  19. Computer-based diagnostic monitoring to enhance the human-machine interface of complex processes

    International Nuclear Information System (INIS)

    Kim, I.S.

    1992-02-01

    There is a growing interest in introducing an automated, on-line, diagnostic monitoring function into the human-machine interfaces (HMIs) or control rooms of complex process plants. The design of such a system should be properly integrated with other HMI systems in the control room, such as the alarms system or the Safety Parameter Display System (SPDS). This paper provides a conceptual foundation for the development of a Plant-wide Diagnostic Monitoring System (PDMS), along with functional requirements for the system and other advanced HMI systems. Insights are presented into the design of an efficient and robust PDMS, which were gained from a critical review of various methodologies developed in the nuclear power industry, the chemical process industry, and the space technological community
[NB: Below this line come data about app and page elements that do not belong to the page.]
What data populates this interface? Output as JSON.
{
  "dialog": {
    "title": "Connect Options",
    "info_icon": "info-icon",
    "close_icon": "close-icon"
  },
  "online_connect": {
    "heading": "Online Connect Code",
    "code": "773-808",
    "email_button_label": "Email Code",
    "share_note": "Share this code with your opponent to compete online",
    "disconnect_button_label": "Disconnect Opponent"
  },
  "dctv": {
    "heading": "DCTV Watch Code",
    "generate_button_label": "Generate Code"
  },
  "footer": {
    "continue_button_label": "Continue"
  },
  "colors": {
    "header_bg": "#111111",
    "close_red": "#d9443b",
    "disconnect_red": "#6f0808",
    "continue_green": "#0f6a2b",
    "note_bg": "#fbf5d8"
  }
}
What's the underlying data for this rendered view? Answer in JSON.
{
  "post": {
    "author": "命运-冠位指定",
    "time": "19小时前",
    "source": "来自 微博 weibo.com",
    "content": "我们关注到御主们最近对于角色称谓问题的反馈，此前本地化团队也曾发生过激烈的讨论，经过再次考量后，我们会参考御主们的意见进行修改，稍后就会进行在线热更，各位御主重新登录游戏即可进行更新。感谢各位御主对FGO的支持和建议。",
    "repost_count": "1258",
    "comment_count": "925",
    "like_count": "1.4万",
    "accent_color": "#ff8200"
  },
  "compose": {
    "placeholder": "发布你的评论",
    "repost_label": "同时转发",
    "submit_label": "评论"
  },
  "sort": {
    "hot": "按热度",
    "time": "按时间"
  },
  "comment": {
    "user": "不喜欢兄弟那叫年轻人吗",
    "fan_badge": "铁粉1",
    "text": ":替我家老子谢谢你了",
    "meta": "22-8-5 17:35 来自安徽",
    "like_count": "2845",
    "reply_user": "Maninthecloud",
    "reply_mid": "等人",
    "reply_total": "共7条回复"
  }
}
  20. Influence of Pichia pastoris cellular material on polymerase chain reaction performance as a synthetic biology standard for genome monitoring.

    Science.gov (United States)

    Templar, Alexander; Woodhouse, Stefan; Keshavarz-Moore, Eli; Nesbeth, Darren N

    2016-08-01

    Advances in synthetic genomics are now well underway in yeasts due to the low cost of synthetic DNA. These new capabilities also bring greater need for quantitating the presence, loss and rearrangement of loci within synthetic yeast genomes. Methods for achieving this will ideally; i) be robust to industrial settings, ii) adhere to a global standard and iii) be sufficiently rapid to enable at-line monitoring during cell growth. The methylotrophic yeast Pichia pastoris (P. pastoris) is increasingly used for industrial production of biotherapeutic proteins so we sought to answer the following questions for this particular yeast species. Is time-consuming DNA purification necessary to obtain accurate end-point polymerase chain reaction (e-pPCR) and quantitative PCR (qPCR) data? Can the novel linear regression of efficiency qPCR method (LRE qPCR), which has properties desirable in a synthetic biology standard, match the accuracy of conventional qPCR? Does cell cultivation scale influence PCR performance? To answer these questions we performed e-pPCR and qPCR in the presence and absence of cellular material disrupted by a mild 30s sonication procedure. The e-pPCR limit of detection (LOD) for a genomic target locus was 50pg (4.91×10(3) copies) of purified genomic DNA (gDNA) but the presence of cellular material reduced this sensitivity sixfold to 300pg gDNA (2.95×10(4) copies). LRE qPCR matched the accuracy of a conventional standard curve qPCR method. The presence of material from bioreactor cultivation of up to OD600=80 did not significantly compromise the accuracy of LRE qPCR. We conclude that a simple and rapid cell disruption step is sufficient to render P. pastoris samples of up to OD600=80 amenable to analysis using LRE qPCR which we propose as a synthetic biology standard. Copyright © 2016 The Authors. Published by Elsevier B.V. All rights reserved.